Quick Guide to Data Collection Quality Assurance in 2024

Data quality assurance vs. data quality control flowchart showing QA during data collection and QC after collection.

The volume of data used to train AI and machine learning (ML) models is exploding – with research predicting over 90 zettabytes in 2025. With this exponential growth comes greater risk of quality issues creeping into datasets. Flawed data leads to biased, underperforming models prone to errors.

Implementing quality assurance (QA) in data collection is thus essential for any organization pursuing AI/ML initiatives. This guide explains what QA entails, why it matters, and key attributes that define high-quality training data.

What is Data Collection Quality Assurance?

Data collection quality assurance refers to the techniques and processes for validating incoming data meets quality standards before it enters model development workflows.

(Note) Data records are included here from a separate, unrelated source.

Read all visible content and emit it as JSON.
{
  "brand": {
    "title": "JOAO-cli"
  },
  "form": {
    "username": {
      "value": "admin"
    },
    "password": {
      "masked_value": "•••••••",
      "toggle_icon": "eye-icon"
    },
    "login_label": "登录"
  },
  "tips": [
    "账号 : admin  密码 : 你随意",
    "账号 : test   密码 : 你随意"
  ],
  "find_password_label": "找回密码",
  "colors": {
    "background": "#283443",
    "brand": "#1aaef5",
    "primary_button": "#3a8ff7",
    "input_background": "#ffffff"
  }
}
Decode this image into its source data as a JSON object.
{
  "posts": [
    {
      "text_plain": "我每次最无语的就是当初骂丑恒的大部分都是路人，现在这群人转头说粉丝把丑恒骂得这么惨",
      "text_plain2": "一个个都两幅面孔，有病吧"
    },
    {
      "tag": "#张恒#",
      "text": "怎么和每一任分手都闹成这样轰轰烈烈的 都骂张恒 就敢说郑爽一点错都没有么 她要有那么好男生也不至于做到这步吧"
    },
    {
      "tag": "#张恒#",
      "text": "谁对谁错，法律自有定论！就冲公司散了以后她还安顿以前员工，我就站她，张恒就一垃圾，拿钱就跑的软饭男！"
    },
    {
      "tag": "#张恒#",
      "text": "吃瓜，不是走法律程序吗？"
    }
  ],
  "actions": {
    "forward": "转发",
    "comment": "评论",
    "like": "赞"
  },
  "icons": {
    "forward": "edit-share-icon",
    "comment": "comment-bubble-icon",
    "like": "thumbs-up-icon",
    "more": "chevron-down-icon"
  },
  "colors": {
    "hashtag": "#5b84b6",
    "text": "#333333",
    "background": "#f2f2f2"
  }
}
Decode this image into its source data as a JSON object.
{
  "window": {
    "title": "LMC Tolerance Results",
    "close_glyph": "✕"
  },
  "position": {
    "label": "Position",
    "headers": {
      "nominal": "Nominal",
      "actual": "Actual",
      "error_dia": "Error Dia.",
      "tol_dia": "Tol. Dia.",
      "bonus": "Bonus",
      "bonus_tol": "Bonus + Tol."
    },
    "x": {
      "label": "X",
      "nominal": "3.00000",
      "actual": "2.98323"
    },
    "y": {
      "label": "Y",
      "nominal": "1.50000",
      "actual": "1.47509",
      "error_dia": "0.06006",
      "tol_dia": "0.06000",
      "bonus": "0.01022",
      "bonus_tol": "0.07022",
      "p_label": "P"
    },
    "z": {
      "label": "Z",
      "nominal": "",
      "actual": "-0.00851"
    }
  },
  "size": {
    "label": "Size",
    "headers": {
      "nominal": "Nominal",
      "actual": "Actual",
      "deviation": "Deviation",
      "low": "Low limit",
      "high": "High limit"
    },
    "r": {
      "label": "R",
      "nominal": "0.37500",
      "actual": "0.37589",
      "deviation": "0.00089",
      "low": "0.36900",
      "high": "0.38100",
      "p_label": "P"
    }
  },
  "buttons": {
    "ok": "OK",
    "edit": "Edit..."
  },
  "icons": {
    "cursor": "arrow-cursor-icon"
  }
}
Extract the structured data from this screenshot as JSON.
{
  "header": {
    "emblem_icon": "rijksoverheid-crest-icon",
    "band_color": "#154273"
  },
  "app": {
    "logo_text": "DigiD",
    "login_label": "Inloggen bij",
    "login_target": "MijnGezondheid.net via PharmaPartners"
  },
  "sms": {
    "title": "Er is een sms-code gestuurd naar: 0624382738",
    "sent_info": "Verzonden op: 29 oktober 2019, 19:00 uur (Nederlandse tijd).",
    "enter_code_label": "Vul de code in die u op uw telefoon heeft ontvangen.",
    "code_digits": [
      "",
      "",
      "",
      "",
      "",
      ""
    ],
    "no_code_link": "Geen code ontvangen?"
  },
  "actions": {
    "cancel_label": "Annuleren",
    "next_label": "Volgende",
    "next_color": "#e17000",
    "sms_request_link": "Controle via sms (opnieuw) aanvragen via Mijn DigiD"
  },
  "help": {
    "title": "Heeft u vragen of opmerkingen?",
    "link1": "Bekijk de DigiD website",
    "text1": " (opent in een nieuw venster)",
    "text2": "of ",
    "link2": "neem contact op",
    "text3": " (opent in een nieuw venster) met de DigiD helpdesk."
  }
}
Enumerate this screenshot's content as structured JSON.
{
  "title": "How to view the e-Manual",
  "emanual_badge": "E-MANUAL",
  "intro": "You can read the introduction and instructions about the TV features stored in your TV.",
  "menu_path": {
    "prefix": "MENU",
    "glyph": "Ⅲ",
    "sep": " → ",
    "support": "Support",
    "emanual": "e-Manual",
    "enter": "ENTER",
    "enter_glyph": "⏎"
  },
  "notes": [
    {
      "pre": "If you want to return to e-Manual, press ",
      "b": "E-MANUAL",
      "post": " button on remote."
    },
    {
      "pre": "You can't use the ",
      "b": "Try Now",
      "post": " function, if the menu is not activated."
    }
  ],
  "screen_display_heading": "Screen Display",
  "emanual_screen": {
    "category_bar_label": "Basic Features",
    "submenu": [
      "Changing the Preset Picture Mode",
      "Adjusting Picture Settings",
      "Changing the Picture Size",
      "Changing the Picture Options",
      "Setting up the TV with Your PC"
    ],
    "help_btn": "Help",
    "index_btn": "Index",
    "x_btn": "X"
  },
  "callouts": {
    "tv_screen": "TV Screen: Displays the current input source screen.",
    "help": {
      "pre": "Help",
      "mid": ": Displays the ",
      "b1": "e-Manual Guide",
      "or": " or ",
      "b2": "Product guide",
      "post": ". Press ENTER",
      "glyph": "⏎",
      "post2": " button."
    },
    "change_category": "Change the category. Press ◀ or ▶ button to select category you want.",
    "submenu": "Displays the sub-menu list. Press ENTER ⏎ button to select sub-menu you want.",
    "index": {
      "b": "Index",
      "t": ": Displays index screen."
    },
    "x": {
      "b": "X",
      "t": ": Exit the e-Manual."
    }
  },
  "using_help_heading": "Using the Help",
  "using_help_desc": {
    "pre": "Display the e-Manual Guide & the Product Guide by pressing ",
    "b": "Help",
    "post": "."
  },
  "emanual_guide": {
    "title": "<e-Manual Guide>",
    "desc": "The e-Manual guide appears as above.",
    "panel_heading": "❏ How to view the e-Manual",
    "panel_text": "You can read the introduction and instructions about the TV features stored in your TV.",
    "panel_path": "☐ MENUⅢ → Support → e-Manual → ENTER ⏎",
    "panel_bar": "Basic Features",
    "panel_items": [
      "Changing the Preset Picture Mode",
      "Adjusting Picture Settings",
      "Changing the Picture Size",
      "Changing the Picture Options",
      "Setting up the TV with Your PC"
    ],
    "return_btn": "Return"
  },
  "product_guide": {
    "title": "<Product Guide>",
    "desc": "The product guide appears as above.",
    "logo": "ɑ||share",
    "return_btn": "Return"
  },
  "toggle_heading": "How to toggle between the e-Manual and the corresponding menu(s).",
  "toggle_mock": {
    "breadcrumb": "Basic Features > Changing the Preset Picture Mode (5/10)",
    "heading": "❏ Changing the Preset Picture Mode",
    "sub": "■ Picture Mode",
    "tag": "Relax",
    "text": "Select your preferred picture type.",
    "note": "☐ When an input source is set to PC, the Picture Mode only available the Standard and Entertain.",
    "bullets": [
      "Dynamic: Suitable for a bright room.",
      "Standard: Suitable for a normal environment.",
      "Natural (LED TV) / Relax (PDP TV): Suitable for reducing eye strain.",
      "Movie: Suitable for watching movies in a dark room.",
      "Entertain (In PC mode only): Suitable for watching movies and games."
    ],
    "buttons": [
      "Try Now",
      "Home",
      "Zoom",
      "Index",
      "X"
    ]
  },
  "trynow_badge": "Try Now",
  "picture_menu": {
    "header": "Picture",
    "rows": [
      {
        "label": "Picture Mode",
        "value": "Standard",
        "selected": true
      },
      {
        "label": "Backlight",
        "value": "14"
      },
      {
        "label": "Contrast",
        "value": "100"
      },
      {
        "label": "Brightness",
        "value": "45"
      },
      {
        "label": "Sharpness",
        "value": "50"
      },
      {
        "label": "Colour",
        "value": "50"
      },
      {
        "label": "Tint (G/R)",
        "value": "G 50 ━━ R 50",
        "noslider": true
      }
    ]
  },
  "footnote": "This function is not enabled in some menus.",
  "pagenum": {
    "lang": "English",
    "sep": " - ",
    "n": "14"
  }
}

This involves rigorously evaluating new data for:

  • Incorrect, missing, or duplicated records
  • Noisy, outlier, and anomalous data points
  • Imbalanced distributions skewed toward certain categories
  • Errors in content, annotations, or attribute values
  • Deviations from collection methodology

Common methods include statistical analysis, manual review, confidence scores, and more. Finding these issues early prevents them from propagating into finished datasets and downstream AI/ML models.

This differs from quality control, which focuses on identifying quality problems in historical, already collected data. QA provides value by ensuring quality from the initial point of collection.

Data quality assurance vs. data quality control flowchart showing QA during data collection and QC after collection.

Figure 1. DQA vs. DQC

Why Quality Assurance is Crucial for AI/ML Data

High-quality training data leads directly to improved model performance:

  • Less biased – Flawed data amplifies harmful biases. QA helps ensure fair, balanced data distribution.
  • Increased accuracy – Studies show models trained on pristine data have up to 30% higher accuracy on predictive tasks.
  • Smoother training – Defect-free data enables faster convergence and stability during training.
  • Lower error rate – QA results in models with considerably fewer misclassifications or false positives in practice.

For example, inconsistent labeling schemas in image data makes it harder for computer vision models to learn relevant features. The downstream impacts of poor data quality are very real.

While screening raw data has challenges, proper QA processes mitigate these risks and enable organizations to tap into the full potential of AI/ML.

6 Key Attributes of High-Quality Training Data

When implementing quality assurance, these are crucial attributes to evaluate:

1. Relevance

Data must directly relate to and adequately cover the problem scope. Irrelevant, out-of-domain data degrades model performance.

Carefully scoping data needs and performing feature selection helps prevent creeping scope and irrelevant data.

2. Comprehensiveness

Data must span all potential categories, features, attributes, and scenarios expected within the problem space.

Gaps lead to incomplete model capabilities. For example, demographics data lacking key populations prevents fair AI systems.

3. Freshness

Models need continuous data updates to stay relevant as products, regulations, and real-world conditions evolve.

Without fresh data, model accuracy can deteriorate rapidly over time – some machine translation models become outdated in under a year.

4. Consistency

Uniformity in formats, annotations, language, meta-attributes and other features is crucial. High variance introduces unwanted noise during training.

For example, inconsistent linguistic styles in text data make it harder for NLP models to learn generalized representations.

5. Validity

Data should originate from authentic real-world sources. Synthetically generated or augmented data lacks fidelity required for most applications.

Heavily processed data also fails to capture nuances models need to function safely in dynamic environments.

6. Accuracy

Data should be meticulously validated to root out incorrect labels, attribute values, duplicates, etc. Even small percentages of bad data poison datasets.

For example, studies show that annotation error rates above 4% result in significant declines in computer vision model accuracy.

Closing Thoughts

Data quality is a key pillar of successful AI/ML initiatives. While implementing rigorous QA has costs in terms of resources, time, and access to domain expertise, it pays dividends through optimized model performance.

Assess your organization‘s data collection workflows and take steps to ingrain quality assurance – whether through automated tools, augmentation with human-in-the-loop review, or partnerships with expert annotation vendors.

With a sharp focus on relevance, comprehensiveness, freshness, consistency, validity, accuracy, and other key data attributes, you will ensure your AI and ML models are trained on pristine, high-quality data for optimal real-world effectiveness.